● Exercise directions
Retype the records exactly, with nothing added or dropped.

● Excerpts from an interface dataset
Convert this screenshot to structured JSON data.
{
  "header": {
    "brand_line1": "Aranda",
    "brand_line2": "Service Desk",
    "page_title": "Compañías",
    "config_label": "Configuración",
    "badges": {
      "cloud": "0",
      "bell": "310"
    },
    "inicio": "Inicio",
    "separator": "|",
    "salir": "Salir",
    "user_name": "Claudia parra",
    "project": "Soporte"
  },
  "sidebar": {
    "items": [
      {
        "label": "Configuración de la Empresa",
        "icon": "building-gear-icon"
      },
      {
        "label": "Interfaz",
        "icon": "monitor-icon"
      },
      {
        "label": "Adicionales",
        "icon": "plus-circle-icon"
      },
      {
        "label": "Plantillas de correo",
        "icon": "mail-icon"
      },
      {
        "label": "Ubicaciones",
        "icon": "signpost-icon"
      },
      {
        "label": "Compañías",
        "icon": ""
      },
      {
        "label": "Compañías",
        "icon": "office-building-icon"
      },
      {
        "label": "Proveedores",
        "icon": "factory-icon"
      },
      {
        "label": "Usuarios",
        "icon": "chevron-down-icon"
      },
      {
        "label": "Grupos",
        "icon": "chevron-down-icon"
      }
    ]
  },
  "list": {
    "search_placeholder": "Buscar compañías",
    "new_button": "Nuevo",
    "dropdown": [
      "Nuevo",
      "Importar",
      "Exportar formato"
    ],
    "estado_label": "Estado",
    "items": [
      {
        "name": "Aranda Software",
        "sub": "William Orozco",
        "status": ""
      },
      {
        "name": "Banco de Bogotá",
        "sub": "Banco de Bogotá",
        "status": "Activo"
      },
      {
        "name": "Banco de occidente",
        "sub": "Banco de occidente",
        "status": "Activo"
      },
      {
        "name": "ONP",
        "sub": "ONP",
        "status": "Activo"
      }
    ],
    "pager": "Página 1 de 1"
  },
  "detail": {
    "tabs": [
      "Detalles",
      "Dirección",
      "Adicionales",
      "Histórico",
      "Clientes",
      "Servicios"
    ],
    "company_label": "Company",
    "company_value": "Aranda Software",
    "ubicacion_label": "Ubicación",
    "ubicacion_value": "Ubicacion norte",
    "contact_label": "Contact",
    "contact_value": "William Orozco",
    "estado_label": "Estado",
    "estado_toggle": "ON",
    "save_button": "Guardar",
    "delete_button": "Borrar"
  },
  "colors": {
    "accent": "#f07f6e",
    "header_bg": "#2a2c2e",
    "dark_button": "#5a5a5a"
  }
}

● Solution for this exercise
Convert this screenshot to structured JSON data.
{
  "header": {
    "brand_line1": "Aranda",
    "brand_line2": "Service Desk",
    "page_title": "Compañías",
    "config_label": "Configuración",
    "badges": {
      "cloud": "0",
      "bell": "310"
    },
    "inicio": "Inicio",
    "separator": "|",
    "salir": "Salir",
    "user_name": "Claudia parra",
    "project": "Soporte"
  },
  "sidebar": {
    "items": [
      {
        "label": "Configuración de la Empresa",
        "icon": "building-gear-icon"
      },
      {
        "label": "Interfaz",
        "icon": "monitor-icon"
      },
      {
        "label": "Adicionales",
        "icon": "plus-circle-icon"
      },
      {
        "label": "Plantillas de correo",
        "icon": "mail-icon"
      },
      {
        "label": "Ubicaciones",
        "icon": "signpost-icon"
      },
      {
        "label": "Compañías",
        "icon": ""
      },
      {
        "label": "Compañías",
        "icon": "office-building-icon"
      },
      {
        "label": "Proveedores",
        "icon": "factory-icon"
      },
      {
        "label": "Usuarios",
        "icon": "chevron-down-icon"
      },
      {
        "label": "Grupos",
        "icon": "chevron-down-icon"
      }
    ]
  },
  "list": {
    "search_placeholder": "Buscar compañías",
    "new_button": "Nuevo",
    "dropdown": [
      "Nuevo",
      "Importar",
      "Exportar formato"
    ],
    "estado_label": "Estado",
    "items": [
      {
        "name": "Aranda Software",
        "sub": "William Orozco",
        "status": ""
      },
      {
        "name": "Banco de Bogotá",
        "sub": "Banco de Bogotá",
        "status": "Activo"
      },
      {
        "name": "Banco de occidente",
        "sub": "Banco de occidente",
        "status": "Activo"
      },
      {
        "name": "ONP",
        "sub": "ONP",
        "status": "Activo"
      }
    ],
    "pager": "Página 1 de 1"
  },
  "detail": {
    "tabs": [
      "Detalles",
      "Dirección",
      "Adicionales",
      "Histórico",
      "Clientes",
      "Servicios"
    ],
    "company_label": "Company",
    "company_value": "Aranda Software",
    "ubicacion_label": "Ubicación",
    "ubicacion_value": "Ubicacion norte",
    "contact_label": "Contact",
    "contact_value": "William Orozco",
    "estado_label": "Estado",
    "estado_toggle": "ON",
    "save_button": "Guardar",
    "delete_button": "Borrar"
  },
  "colors": {
    "accent": "#f07f6e",
    "header_bg": "#2a2c2e",
    "dark_button": "#5a5a5a"
  }
}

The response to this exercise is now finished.